RECORDS SHOWN START
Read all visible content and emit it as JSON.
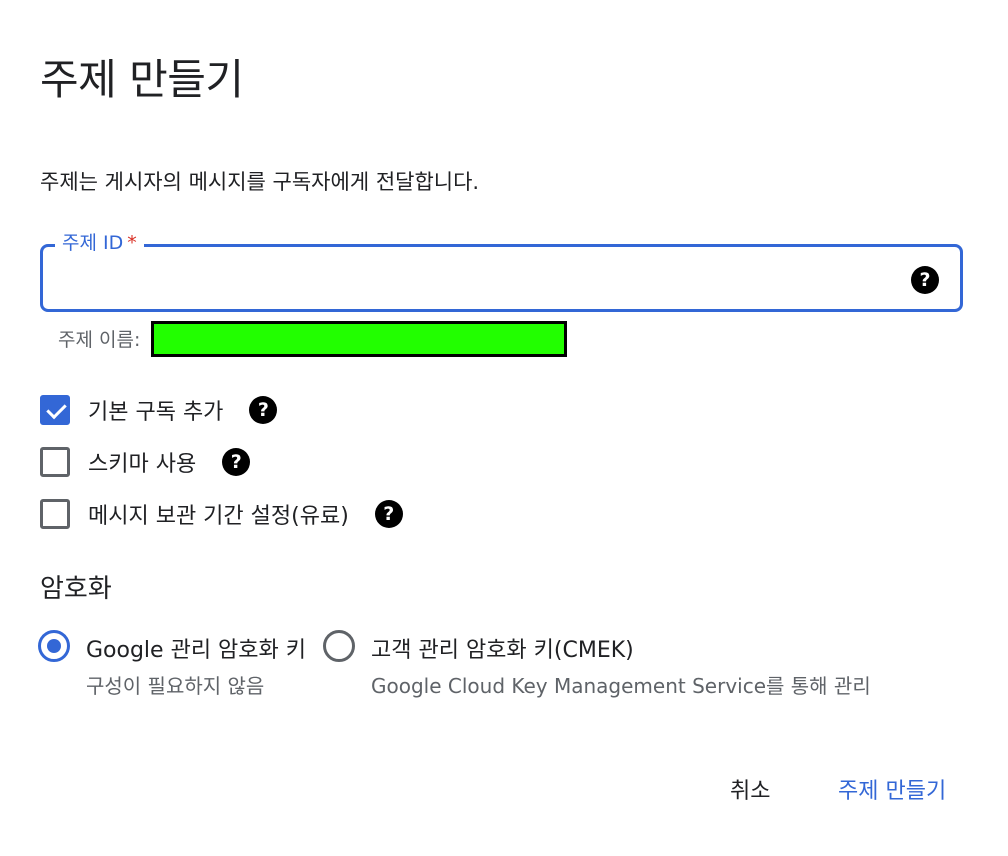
{
  "dialog": {
    "title": "주제 만들기",
    "description": "주제는 게시자의 메시지를 구독자에게 전달합니다."
  },
  "topic_id_field": {
    "label": "주제 ID",
    "required_marker": "*",
    "value": "",
    "hint_prefix": "주제 이름:"
  },
  "options": [
    {
      "label": "기본 구독 추가",
      "checked": true
    },
    {
      "label": "스키마 사용",
      "checked": false
    },
    {
      "label": "메시지 보관 기간 설정(유료)",
      "checked": false
    }
  ],
  "encryption": {
    "heading": "암호화",
    "options": [
      {
        "label": "Google 관리 암호화 키",
        "sub": "구성이 필요하지 않음",
        "selected": true
      },
      {
        "label": "고객 관리 암호화 키(CMEK)",
        "sub": "Google Cloud Key Management Service를 통해 관리",
        "selected": false
      }
    ]
  },
  "buttons": {
    "cancel": "취소",
    "create": "주제 만들기"
  },
  "icons": {
    "help": "?"
  },
  "colors": {
    "accent": "#3367d6",
    "required": "#d93025",
    "redaction": "#22ff00"
  }
}
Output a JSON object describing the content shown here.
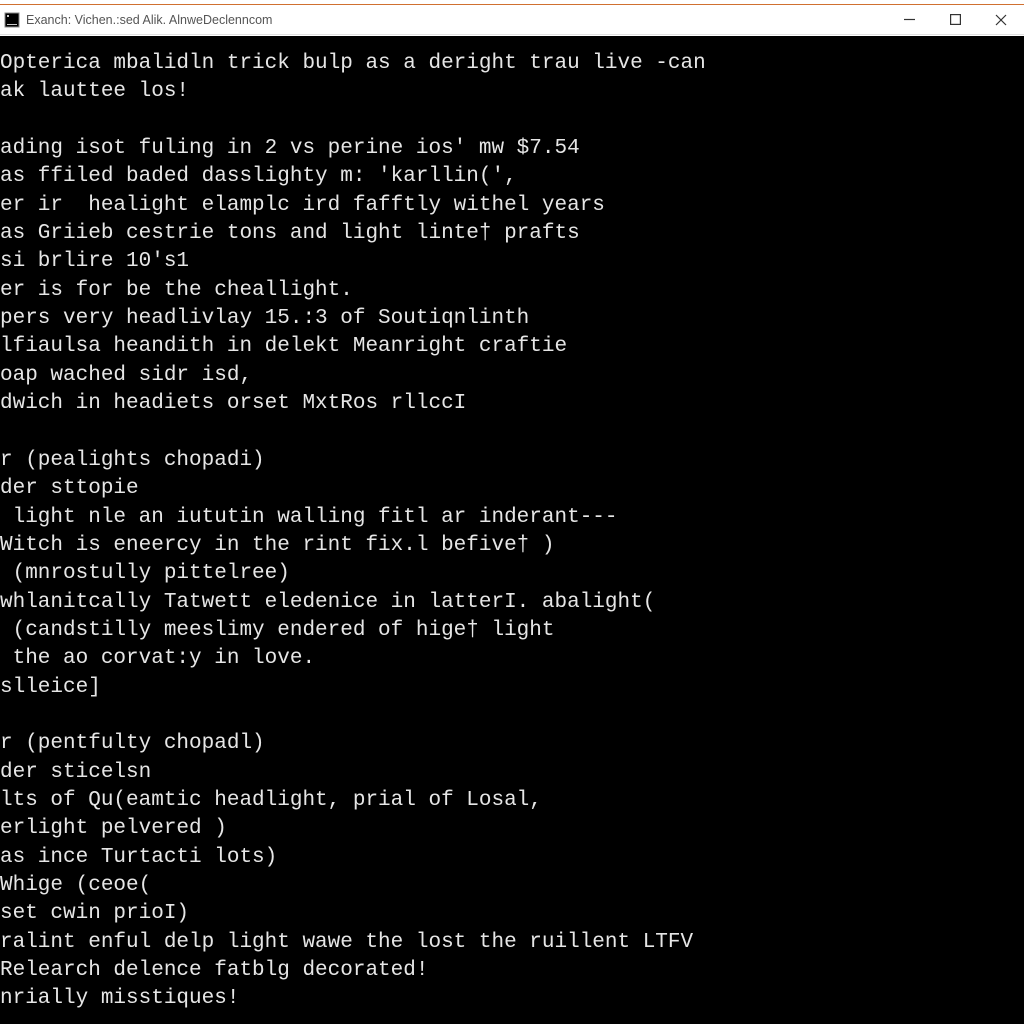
{
  "window": {
    "title": "Exanch: Vichen.:sed Alik. AlnweDeclenncom"
  },
  "terminal": {
    "lines": [
      "Opterica mbalidln trick bulp as a deright trau live -can",
      "ak lauttee los!",
      "",
      "ading isot fuling in 2 vs perine ios' mw $7.54",
      "as ffiled baded dasslighty m: 'karllin(',",
      "er ir  healight elamplc ird fafftly withel years",
      "as Griieb cestrie tons and light linte† prafts",
      "si brlire 10's1",
      "er is for be the cheallight.",
      "pers very headlivlay 15.:3 of Soutiqnlinth",
      "lfiaulsa heandith in delekt Meanright craftie",
      "oap wached sidr isd,",
      "dwich in headiets orset MxtRos rllccI",
      "",
      "r (pealights chopadi)",
      "der sttopie",
      " light nle an iututin walling fitl ar inderant---",
      "Witch is eneercy in the rint fix.l befive† )",
      " (mnrostully pittelree)",
      "whlanitcally Tatwett eledenice in latterI. abalight(",
      " (candstilly meeslimy endered of hige† light",
      " the ao corvat:y in love.",
      "slleice]",
      "",
      "r (pentfulty chopadl)",
      "der sticelsn",
      "lts of Qu(eamtic headlight, prial of Losal,",
      "erlight pelvered )",
      "as ince Turtacti lots)",
      "Whige (ceoe(",
      "set cwin prioI)",
      "ralint enful delp light wawe the lost the ruillent LTFV",
      "Relearch delence fatblg decorated!",
      "nrially misstiques!"
    ]
  }
}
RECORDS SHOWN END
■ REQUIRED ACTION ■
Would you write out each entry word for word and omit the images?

■ ANSWER SPACE ■
Read all visible content and emit it as JSON.
{
  "dialog": {
    "title": "주제 만들기",
    "description": "주제는 게시자의 메시지를 구독자에게 전달합니다."
  },
  "topic_id_field": {
    "label": "주제 ID",
    "required_marker": "*",
    "value": "",
    "hint_prefix": "주제 이름:"
  },
  "options": [
    {
      "label": "기본 구독 추가",
      "checked": true
    },
    {
      "label": "스키마 사용",
      "checked": false
    },
    {
      "label": "메시지 보관 기간 설정(유료)",
      "checked": false
    }
  ],
  "encryption": {
    "heading": "암호화",
    "options": [
      {
        "label": "Google 관리 암호화 키",
        "sub": "구성이 필요하지 않음",
        "selected": true
      },
      {
        "label": "고객 관리 암호화 키(CMEK)",
        "sub": "Google Cloud Key Management Service를 통해 관리",
        "selected": false
      }
    ]
  },
  "buttons": {
    "cancel": "취소",
    "create": "주제 만들기"
  },
  "icons": {
    "help": "?"
  },
  "colors": {
    "accent": "#3367d6",
    "required": "#d93025",
    "redaction": "#22ff00"
  }
}
Output a JSON object describing the content shown here.
{
  "window": {
    "title": "Exanch: Vichen.:sed Alik. AlnweDeclenncom"
  },
  "terminal": {
    "lines": [
      "Opterica mbalidln trick bulp as a deright trau live -can",
      "ak lauttee los!",
      "",
      "ading isot fuling in 2 vs perine ios' mw $7.54",
      "as ffiled baded dasslighty m: 'karllin(',",
      "er ir  healight elamplc ird fafftly withel years",
      "as Griieb cestrie tons and light linte† prafts",
      "si brlire 10's1",
      "er is for be the cheallight.",
      "pers very headlivlay 15.:3 of Soutiqnlinth",
      "lfiaulsa heandith in delekt Meanright craftie",
      "oap wached sidr isd,",
      "dwich in headiets orset MxtRos rllccI",
      "",
      "r (pealights chopadi)",
      "der sttopie",
      " light nle an iututin walling fitl ar inderant---",
      "Witch is eneercy in the rint fix.l befive† )",
      " (mnrostully pittelree)",
      "whlanitcally Tatwett eledenice in latterI. abalight(",
      " (candstilly meeslimy endered of hige† light",
      " the ao corvat:y in love.",
      "slleice]",
      "",
      "r (pentfulty chopadl)",
      "der sticelsn",
      "lts of Qu(eamtic headlight, prial of Losal,",
      "erlight pelvered )",
      "as ince Turtacti lots)",
      "Whige (ceoe(",
      "set cwin prioI)",
      "ralint enful delp light wawe the lost the ruillent LTFV",
      "Relearch delence fatblg decorated!",
      "nrially misstiques!"
    ]
  }
}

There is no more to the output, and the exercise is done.